Some of the most famous brands have had to fight companies that emulated logos as parodies. For instance, The North Face sued the owner of The South Butt apparel because it felt that the parody devalued The North Face brand and could cause confusion. In this case, The South Butt owner designed a logo with similarities to The North Face logo. The North Face logo uses 3 ridges, while The South Butt logo featured upside down ridges. Both used red squares and white lettering. The parties settled and The South Butt dissolved. In another parody case, Starbucks was prepared to battle Dumb Starbucks, which used a nearly identical logo, with the word “Dumb” added to it. However, the shop was a very short-lived venture and was a stunt for a comedian’s project. However, the comedian did not obtain permission from Starbucks to use the logo and likely could have faced a lawsuit.
Adidas has sued several shoe companies for offering designs that too closely resemble the Adidas three-stripe trademark. For instance, Adidas has sued Skechers, Puma, and Ecco over its three stripes.

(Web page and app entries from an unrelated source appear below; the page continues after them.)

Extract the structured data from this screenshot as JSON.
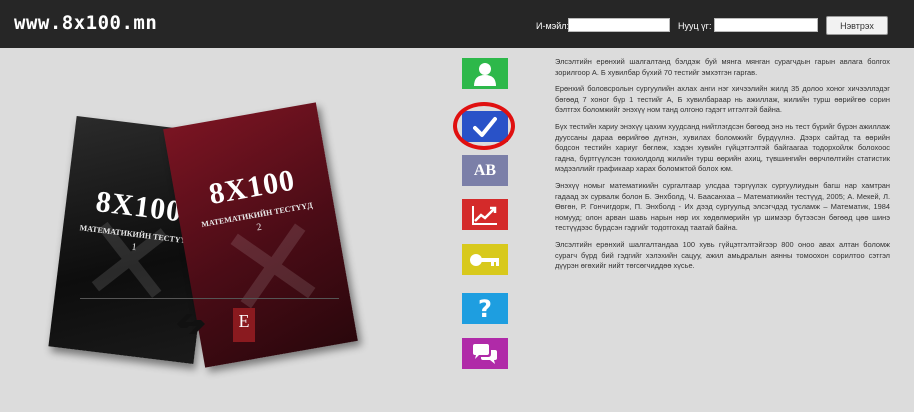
{
  "header": {
    "site_name": "www.8x100.mn",
    "email_label": "И-мэйл:",
    "password_label": "Нууц үг:",
    "email_value": "",
    "password_value": "",
    "login_button": "Нэвтрэх"
  },
  "books": [
    {
      "title": "8X100",
      "subtitle": "МАТЕМАТИКИЙН ТЕСТҮҮД",
      "volume": "1"
    },
    {
      "title": "8X100",
      "subtitle": "МАТЕМАТИКИЙН ТЕСТҮҮД",
      "volume": "2"
    }
  ],
  "sidebar_buttons": [
    {
      "name": "user",
      "label": "",
      "color": "#2db84a",
      "icon": "user-icon"
    },
    {
      "name": "check",
      "label": "",
      "color": "#2952c8",
      "icon": "checkmark-icon"
    },
    {
      "name": "ab",
      "label": "AB",
      "color": "#7b7fa8",
      "icon": "ab-icon"
    },
    {
      "name": "chart",
      "label": "",
      "color": "#d42a2a",
      "icon": "chart-icon"
    },
    {
      "name": "key",
      "label": "",
      "color": "#d8c91c",
      "icon": "key-icon"
    },
    {
      "name": "help",
      "label": "?",
      "color": "#1e9ee0",
      "icon": "question-icon"
    },
    {
      "name": "chat",
      "label": "",
      "color": "#b02aa8",
      "icon": "chat-icon"
    }
  ],
  "paragraphs": [
    "Элсэлтийн ерөнхий шалгалтанд бэлдэж буй мянга мянган сурагчдын гарын авлага болгох зорилгоор А. Б хувилбар бүхий 70 тестийг эмхэтгэн гаргав.",
    "Ерөнхий боловсролын сургуулийн ахлах анги нэг хичээлийн жилд 35 долоо хоног хичээллэдэг бөгөөд 7 хоног бүр 1 тестийг А, Б хувилбараар нь ажиллаж, жилийн турш өөрийгөө сорин бэлтгэх боломжийг энэхүү ном танд олгоно гэдэгт итгэлтэй байна.",
    "Бүх тестийн хариу энэхүү цахим хуудсанд нийтлэгдсэн бөгөөд энэ нь тест бүрийг бүрэн ажиллаж дууссаны дараа өөрийгөө дүгнэн, хувилах боломжийг бүрдүүлнэ. Дээрх сайтад та өөрийн бодсон тестийн хариуг бөглөж, хэдэн хувийн гүйцэтгэлтэй байгаагаа тодорхойлж болохоос гадна, бүртгүүлсэн тохиолдолд жилийн турш өөрийн ахиц, түвшингийн өөрчлөлтийн статистик мэдээллийг графикаар харах боломжтой болох юм.",
    "Энэхүү номыг математикийн сургалтаар улсдаа тэргүүлэх сургуулиудын багш нар хамтран гадаад эх сурвалж болон Б. Энхболд, Ч. Баасанхаа – Математикийн тестүүд, 2005; А. Мекей, Л. Өвгөн, Р. Гончигдорж, П. Энхболд - Их дээд сургуульд элсэгчдэд тусламж – Математик, 1984 номууд; олон арван шавь нарын нөр их хөдөлмөрийн үр шимээр бүтээсэн бөгөөд цөө шинэ тестүүдээс бүрдсэн гэдгийг тодотгохад таатай байна.",
    "Элсэлтийн ерөнхий шалгалтандаа 100 хувь гүйцэтгэлтэйгээр 800 оноо авах алтан боломж сурагч бүрд бий гэдгийг хэлэхийн сацуу, ажил амьдралын аянны томоохон сорилтоо сэтгэл дүүрэн өгөхийг нийт төгсөгчиддөө хүсье."
  ]
}
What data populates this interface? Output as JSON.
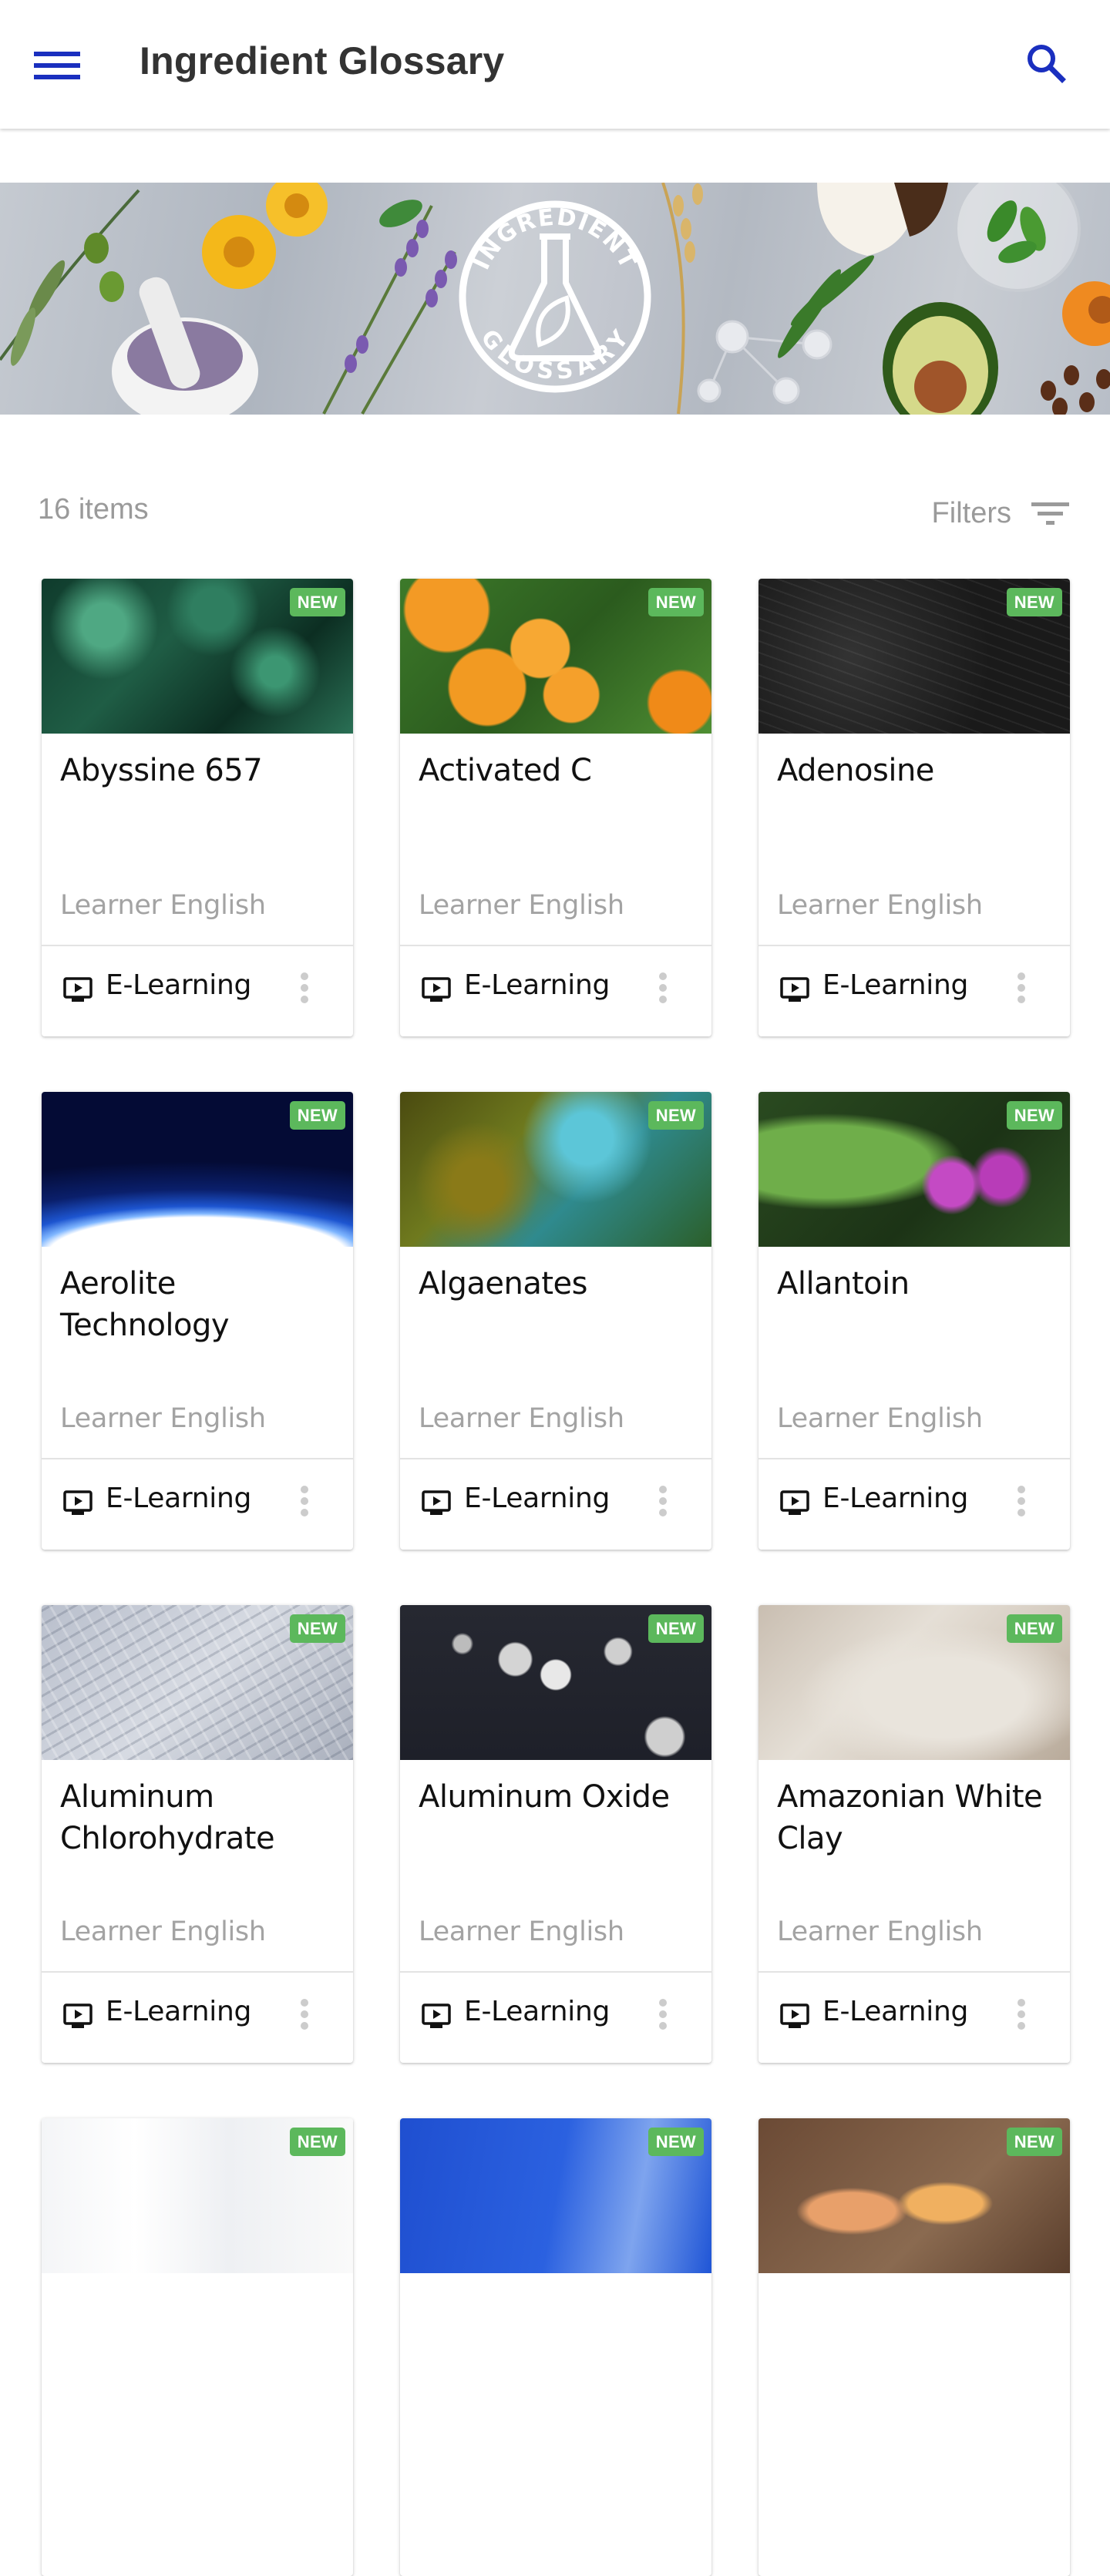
{
  "header": {
    "title": "Ingredient Glossary",
    "menu_icon": "hamburger-menu-icon",
    "search_icon": "search-icon",
    "accent_color": "#1a2fbf"
  },
  "banner": {
    "emblem_top_text": "INGREDIENT",
    "emblem_bottom_text": "GLOSSARY",
    "emblem_icon": "flask-leaf-icon"
  },
  "toolbar": {
    "items_count": "16 items",
    "filters_label": "Filters",
    "filter_icon": "filter-list-icon"
  },
  "badge_color": "#5cb85c",
  "cards": [
    {
      "title": "Abyssine 657",
      "badge": "NEW",
      "language": "Learner English",
      "type": "E-Learning",
      "type_icon": "elearning-monitor-icon"
    },
    {
      "title": "Activated C",
      "badge": "NEW",
      "language": "Learner English",
      "type": "E-Learning",
      "type_icon": "elearning-monitor-icon"
    },
    {
      "title": "Adenosine",
      "badge": "NEW",
      "language": "Learner English",
      "type": "E-Learning",
      "type_icon": "elearning-monitor-icon"
    },
    {
      "title": "Aerolite Technology",
      "badge": "NEW",
      "language": "Learner English",
      "type": "E-Learning",
      "type_icon": "elearning-monitor-icon"
    },
    {
      "title": "Algaenates",
      "badge": "NEW",
      "language": "Learner English",
      "type": "E-Learning",
      "type_icon": "elearning-monitor-icon"
    },
    {
      "title": "Allantoin",
      "badge": "NEW",
      "language": "Learner English",
      "type": "E-Learning",
      "type_icon": "elearning-monitor-icon"
    },
    {
      "title": "Aluminum Chlorohydrate",
      "badge": "NEW",
      "language": "Learner English",
      "type": "E-Learning",
      "type_icon": "elearning-monitor-icon"
    },
    {
      "title": "Aluminum Oxide",
      "badge": "NEW",
      "language": "Learner English",
      "type": "E-Learning",
      "type_icon": "elearning-monitor-icon"
    },
    {
      "title": "Amazonian White Clay",
      "badge": "NEW",
      "language": "Learner English",
      "type": "E-Learning",
      "type_icon": "elearning-monitor-icon"
    },
    {
      "title": "",
      "badge": "NEW",
      "language": "",
      "type": "",
      "type_icon": ""
    },
    {
      "title": "",
      "badge": "NEW",
      "language": "",
      "type": "",
      "type_icon": ""
    },
    {
      "title": "",
      "badge": "NEW",
      "language": "",
      "type": "",
      "type_icon": ""
    }
  ]
}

In another footwear case, Converse sued 31 companies in 2014 for selling shoes with similar rubber and black stripes as its Chuck Taylor sneakers.
Countless other trademark infringement cases have occurred over trademarks that too closely match another company’s. One of the most popular companies, Apple, has taken issue with numerous companies for logos that look like an Apple. Some of these companies include Woolworths, GreeNYC, Victoria School of Business and Technology, Poison Apple, and others. In many of these cases, the opponent relented and changed its logo to avoid confrontation with the giant technology company.

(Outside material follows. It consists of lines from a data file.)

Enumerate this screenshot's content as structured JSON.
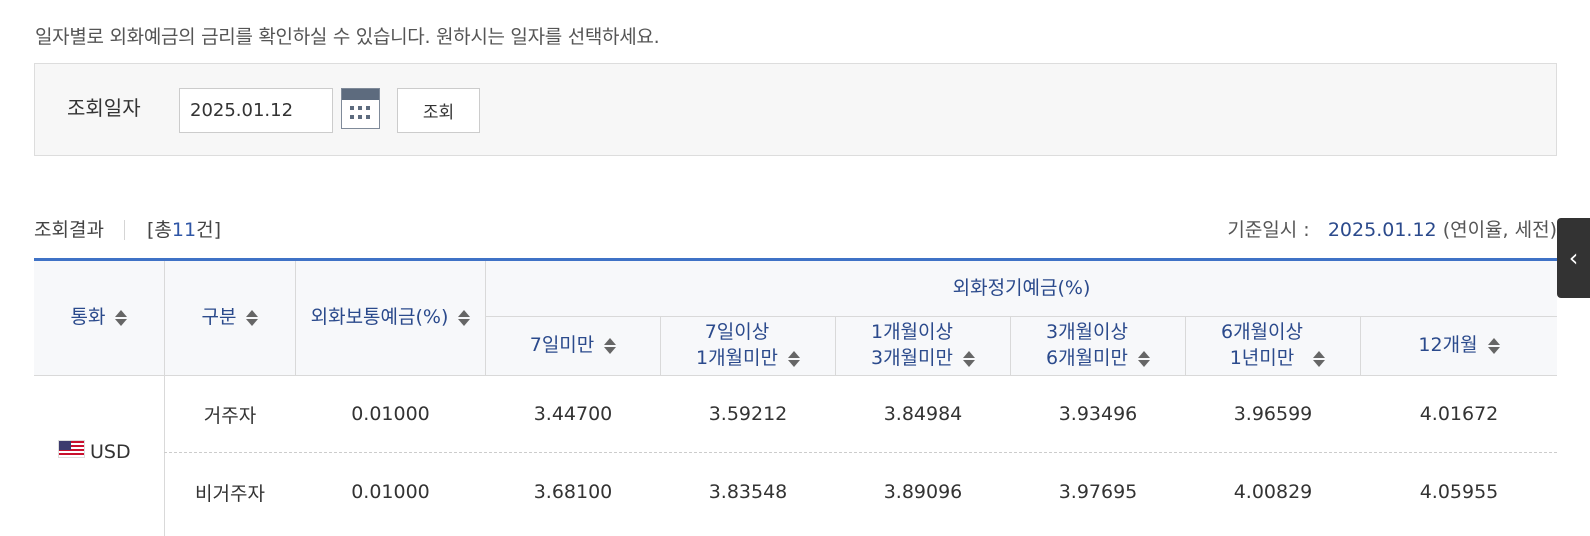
{
  "intro_text": "일자별로 외화예금의 금리를 확인하실 수 있습니다. 원하시는 일자를 선택하세요.",
  "search": {
    "label": "조회일자",
    "date_value": "2025.01.12",
    "button_label": "조회",
    "calendar_icon": "calendar-icon"
  },
  "result": {
    "title": "조회결과",
    "count_prefix": "[총",
    "count": "11",
    "count_suffix": "건]",
    "base_label": "기준일시 :",
    "base_date": "2025.01.12",
    "base_note": "(연이율, 세전)"
  },
  "side_tab": {
    "icon": "chevron-left-icon",
    "glyph": "‹"
  },
  "table": {
    "headers": {
      "currency": "통화",
      "type": "구분",
      "savings": "외화보통예금(%)",
      "term_group": "외화정기예금(%)",
      "terms": [
        {
          "line1": "7일미만",
          "line2": ""
        },
        {
          "line1": "7일이상",
          "line2": "1개월미만"
        },
        {
          "line1": "1개월이상",
          "line2": "3개월미만"
        },
        {
          "line1": "3개월이상",
          "line2": "6개월미만"
        },
        {
          "line1": "6개월이상",
          "line2": "1년미만"
        },
        {
          "line1": "12개월",
          "line2": ""
        }
      ]
    },
    "rows": [
      {
        "currency": "USD",
        "flag_icon": "us-flag-icon",
        "entries": [
          {
            "type": "거주자",
            "savings": "0.01000",
            "terms": [
              "3.44700",
              "3.59212",
              "3.84984",
              "3.93496",
              "3.96599",
              "4.01672"
            ]
          },
          {
            "type": "비거주자",
            "savings": "0.01000",
            "terms": [
              "3.68100",
              "3.83548",
              "3.89096",
              "3.97695",
              "4.00829",
              "4.05955"
            ]
          }
        ]
      }
    ]
  },
  "colors": {
    "accent_blue": "#3f72c6",
    "header_text": "#2b4a8c",
    "side_tab": "#333333"
  }
}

However, it may be possible to have the same or similar trademarks within unrelated markets. For instance, the Infiniti moniker represents numerous products such as automobiles, HVAC systems, computer printers, hair supplies, and others. In such cases, the chance of consumer confusion is low or nonexistent. Consumers are not likely to confuse Nissan’s Infiniti trademark for automobiles with Conair’s Infiniti trademark for hair styling tools. It is also possible, but rare, to use the same trademark in the same market. Recently, two universities reached an agreement on the usage of the OSU trademark. Oklahoma State University and The Ohio State University can both use the OSU trademark under specific guidelines. Namely, the colleges can only use the colors of their respective college. Neither can disparage the other with phrases, and neither can use nicknames or mascots of the other in the use of the OSU trademark.

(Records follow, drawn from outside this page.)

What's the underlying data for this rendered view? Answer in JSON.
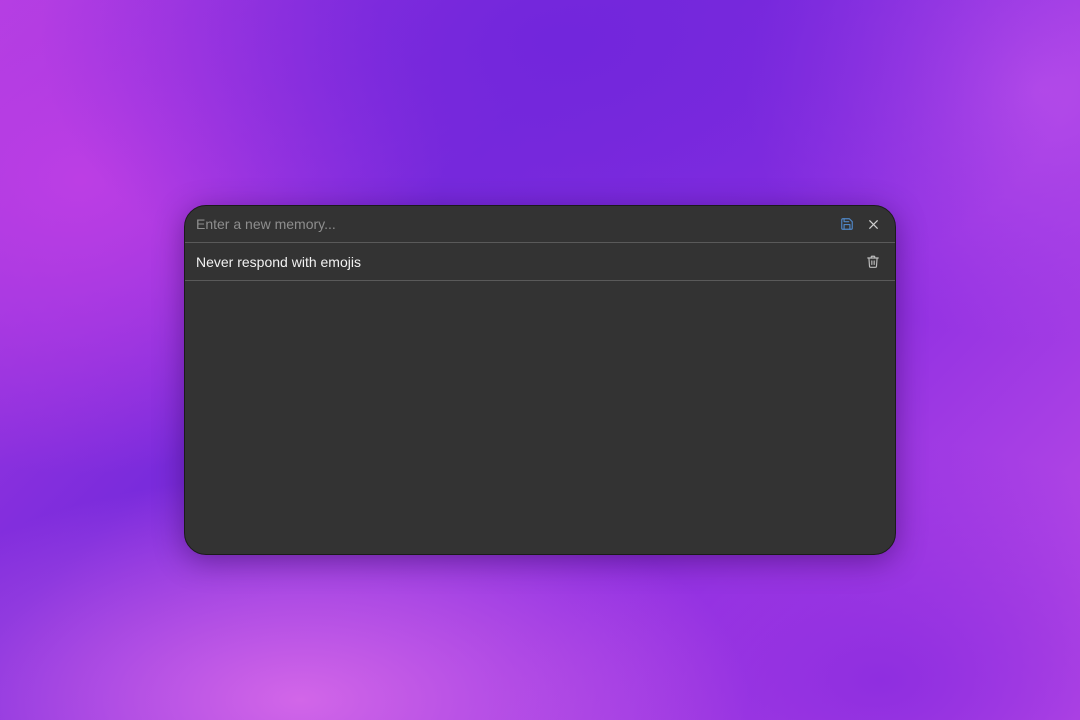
{
  "memory_editor": {
    "input": {
      "value": "",
      "placeholder": "Enter a new memory..."
    },
    "actions": {
      "save_icon": "save-icon",
      "close_icon": "close-icon"
    },
    "memories": [
      {
        "text": "Never respond with emojis",
        "delete_icon": "trash-icon"
      }
    ]
  },
  "colors": {
    "panel_bg": "#333333",
    "divider": "#5a5a5a",
    "save_icon": "#4f86c6",
    "close_icon": "#d0d0d0",
    "trash_icon": "#bdbdbd",
    "text": "#f2f2f2",
    "placeholder": "#8e8e8e"
  }
}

As you can see, trademarks are quite powerful and trademark owners will go to great lengths to protect them. However, it is also valid to have similar trademarks in unrelated markets. Yet, using a unique and new trademark creation may be easier and less likely to be challenged than using a trademark with similar traits to another, even if the markets are unrelated.